◆ **TASK OBJECTIVE**: Your answer must be every line of the data below that holds the string "selected", copied exactly.

◆ **RECORDS FOR THE EXERCISE**:
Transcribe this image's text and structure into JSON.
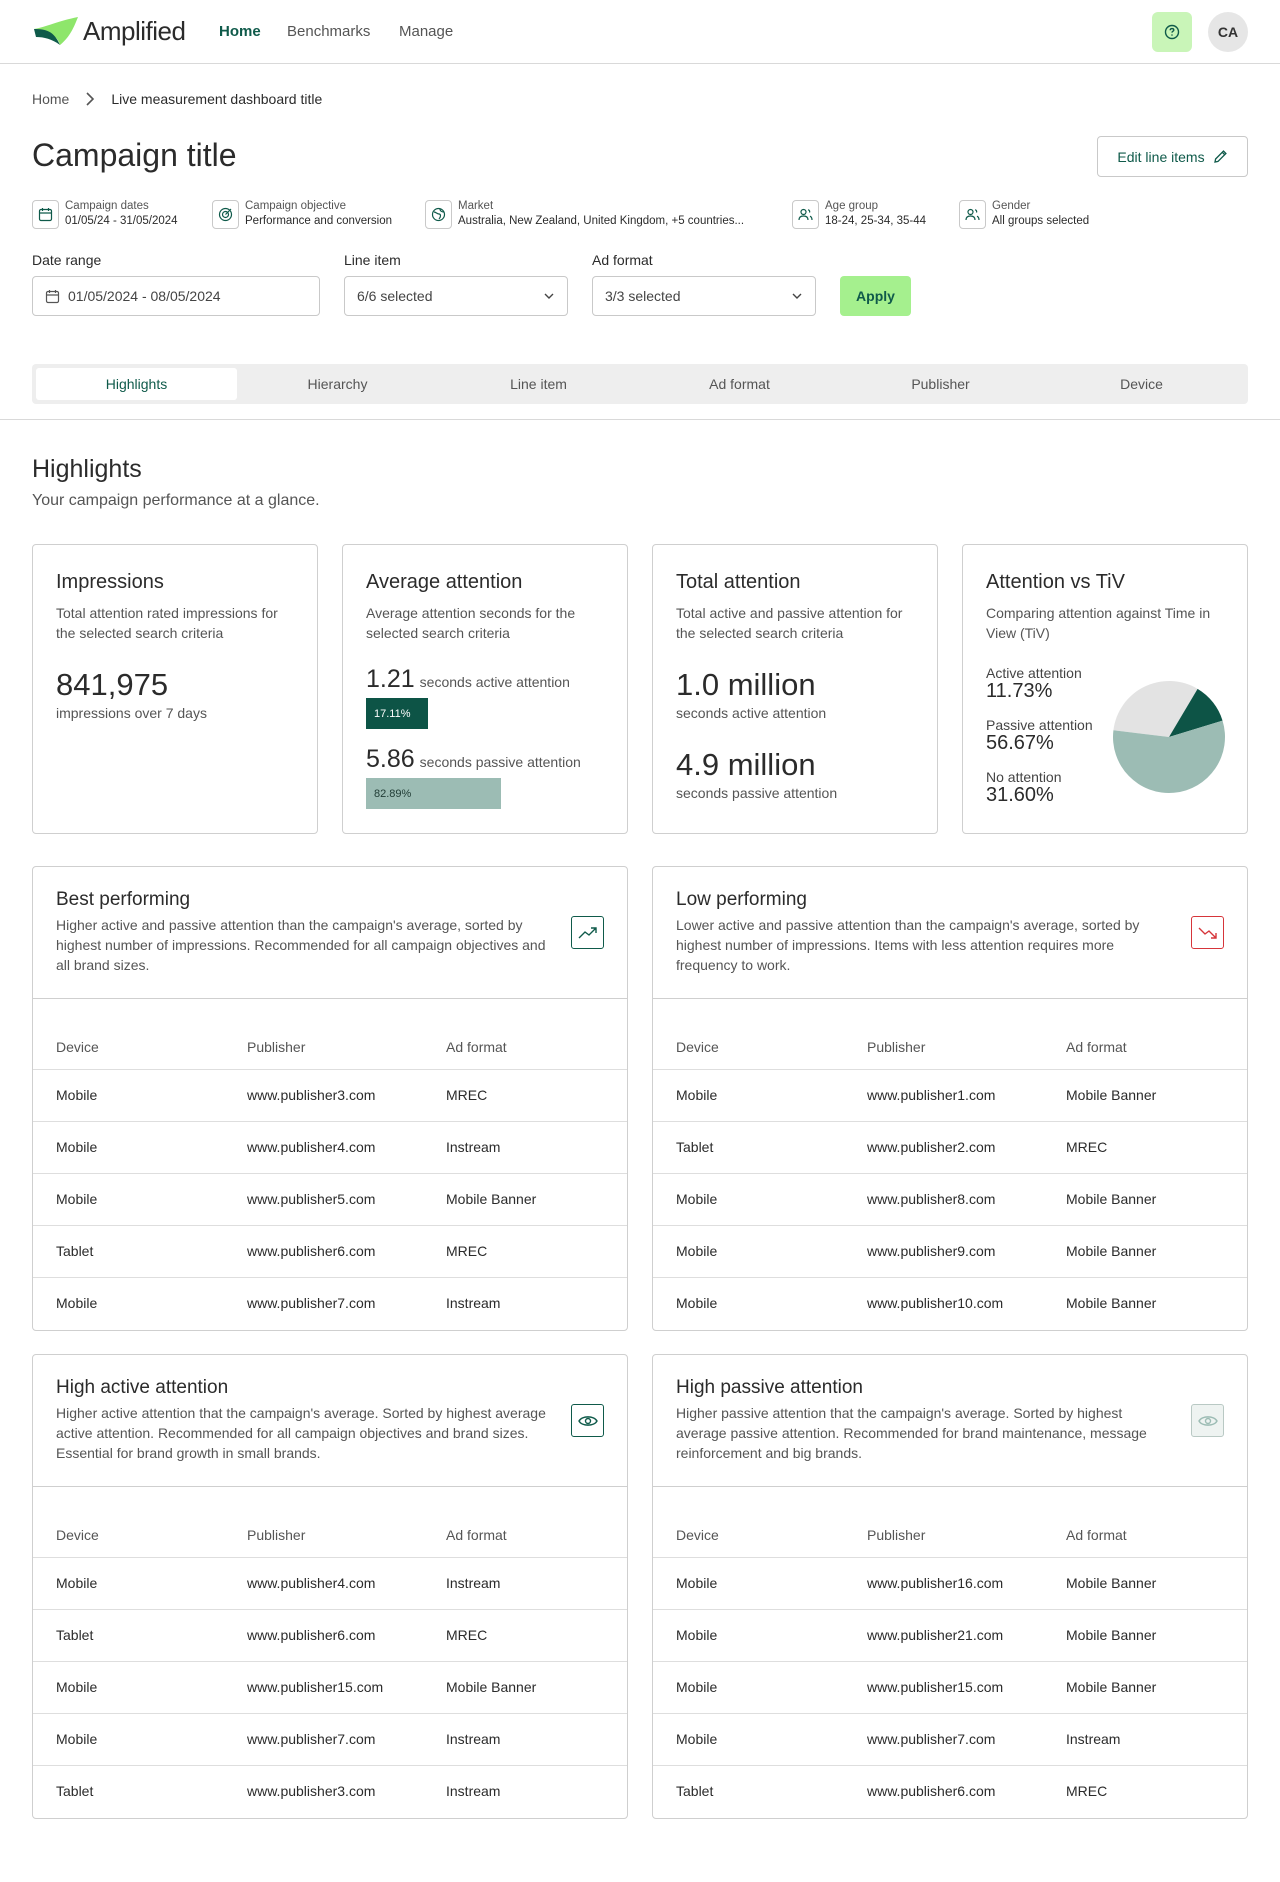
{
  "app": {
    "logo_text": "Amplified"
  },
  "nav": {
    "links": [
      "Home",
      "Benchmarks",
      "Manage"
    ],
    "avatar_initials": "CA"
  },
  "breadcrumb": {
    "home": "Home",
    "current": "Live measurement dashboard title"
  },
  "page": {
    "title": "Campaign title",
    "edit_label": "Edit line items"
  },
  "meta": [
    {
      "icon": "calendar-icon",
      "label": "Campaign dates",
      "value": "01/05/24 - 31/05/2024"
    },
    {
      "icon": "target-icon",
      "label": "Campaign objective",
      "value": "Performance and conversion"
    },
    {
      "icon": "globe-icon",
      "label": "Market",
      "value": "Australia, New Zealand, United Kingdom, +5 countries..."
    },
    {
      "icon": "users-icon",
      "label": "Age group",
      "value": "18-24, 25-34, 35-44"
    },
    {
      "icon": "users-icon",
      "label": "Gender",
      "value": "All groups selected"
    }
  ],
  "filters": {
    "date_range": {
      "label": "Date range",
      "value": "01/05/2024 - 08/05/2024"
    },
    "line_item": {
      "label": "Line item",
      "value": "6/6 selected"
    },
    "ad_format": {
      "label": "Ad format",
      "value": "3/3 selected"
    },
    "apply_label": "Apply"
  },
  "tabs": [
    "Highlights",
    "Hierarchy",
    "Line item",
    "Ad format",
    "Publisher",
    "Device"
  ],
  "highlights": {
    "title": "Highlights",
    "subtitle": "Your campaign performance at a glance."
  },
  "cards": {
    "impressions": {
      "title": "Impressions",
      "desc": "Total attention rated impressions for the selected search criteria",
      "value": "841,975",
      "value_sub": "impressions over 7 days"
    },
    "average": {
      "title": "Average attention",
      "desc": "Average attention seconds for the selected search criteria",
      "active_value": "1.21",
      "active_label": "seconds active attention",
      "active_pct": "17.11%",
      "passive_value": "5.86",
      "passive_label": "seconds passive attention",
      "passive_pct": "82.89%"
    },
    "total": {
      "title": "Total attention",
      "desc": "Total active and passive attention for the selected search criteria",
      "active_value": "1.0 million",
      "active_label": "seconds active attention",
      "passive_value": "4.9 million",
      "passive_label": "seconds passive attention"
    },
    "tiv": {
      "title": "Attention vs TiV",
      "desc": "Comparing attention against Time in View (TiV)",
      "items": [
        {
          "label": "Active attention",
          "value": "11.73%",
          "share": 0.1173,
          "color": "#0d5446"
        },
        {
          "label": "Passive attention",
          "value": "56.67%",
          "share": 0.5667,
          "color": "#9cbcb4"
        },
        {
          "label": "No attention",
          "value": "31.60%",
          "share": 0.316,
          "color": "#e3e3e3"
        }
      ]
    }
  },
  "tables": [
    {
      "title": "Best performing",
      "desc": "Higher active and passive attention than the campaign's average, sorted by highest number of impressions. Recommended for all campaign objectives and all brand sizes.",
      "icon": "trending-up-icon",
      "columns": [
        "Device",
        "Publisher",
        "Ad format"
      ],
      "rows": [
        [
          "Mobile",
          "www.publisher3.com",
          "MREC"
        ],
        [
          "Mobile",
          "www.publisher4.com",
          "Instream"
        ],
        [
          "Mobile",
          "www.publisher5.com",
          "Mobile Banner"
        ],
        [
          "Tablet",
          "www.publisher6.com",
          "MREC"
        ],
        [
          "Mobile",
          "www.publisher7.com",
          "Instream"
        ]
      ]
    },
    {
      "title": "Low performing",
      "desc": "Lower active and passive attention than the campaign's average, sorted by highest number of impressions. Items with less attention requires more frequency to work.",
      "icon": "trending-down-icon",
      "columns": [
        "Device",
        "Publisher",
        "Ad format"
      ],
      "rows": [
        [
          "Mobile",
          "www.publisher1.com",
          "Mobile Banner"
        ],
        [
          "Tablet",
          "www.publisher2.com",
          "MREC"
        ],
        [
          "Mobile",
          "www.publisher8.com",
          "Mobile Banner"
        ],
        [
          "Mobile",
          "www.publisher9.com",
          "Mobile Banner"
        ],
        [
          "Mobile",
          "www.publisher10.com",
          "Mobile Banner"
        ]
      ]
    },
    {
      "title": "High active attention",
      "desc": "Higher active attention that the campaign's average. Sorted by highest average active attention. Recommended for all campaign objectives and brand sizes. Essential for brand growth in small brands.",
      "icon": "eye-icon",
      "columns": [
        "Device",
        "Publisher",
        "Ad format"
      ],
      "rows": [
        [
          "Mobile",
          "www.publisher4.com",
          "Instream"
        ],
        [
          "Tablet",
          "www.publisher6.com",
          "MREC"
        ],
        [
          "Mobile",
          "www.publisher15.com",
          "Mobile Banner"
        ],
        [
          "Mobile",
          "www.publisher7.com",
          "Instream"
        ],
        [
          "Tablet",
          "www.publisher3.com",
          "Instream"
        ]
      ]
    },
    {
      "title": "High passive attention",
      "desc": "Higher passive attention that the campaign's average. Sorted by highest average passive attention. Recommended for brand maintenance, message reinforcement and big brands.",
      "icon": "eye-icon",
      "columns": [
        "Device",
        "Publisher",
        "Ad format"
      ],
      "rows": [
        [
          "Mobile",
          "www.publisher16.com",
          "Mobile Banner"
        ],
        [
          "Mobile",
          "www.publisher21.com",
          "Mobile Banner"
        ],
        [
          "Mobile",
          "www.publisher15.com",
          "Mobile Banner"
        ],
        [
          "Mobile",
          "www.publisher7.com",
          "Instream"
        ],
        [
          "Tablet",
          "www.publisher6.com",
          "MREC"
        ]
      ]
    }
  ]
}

◆ **EXERCISE SOLUTION**:
      "value": "All groups selected"
      "value": "6/6 selected"
      "value": "3/3 selected"
      "desc": "Total attention rated impressions for the selected search criteria",
      "desc": "Average attention seconds for the selected search criteria",
      "desc": "Total active and passive attention for the selected search criteria",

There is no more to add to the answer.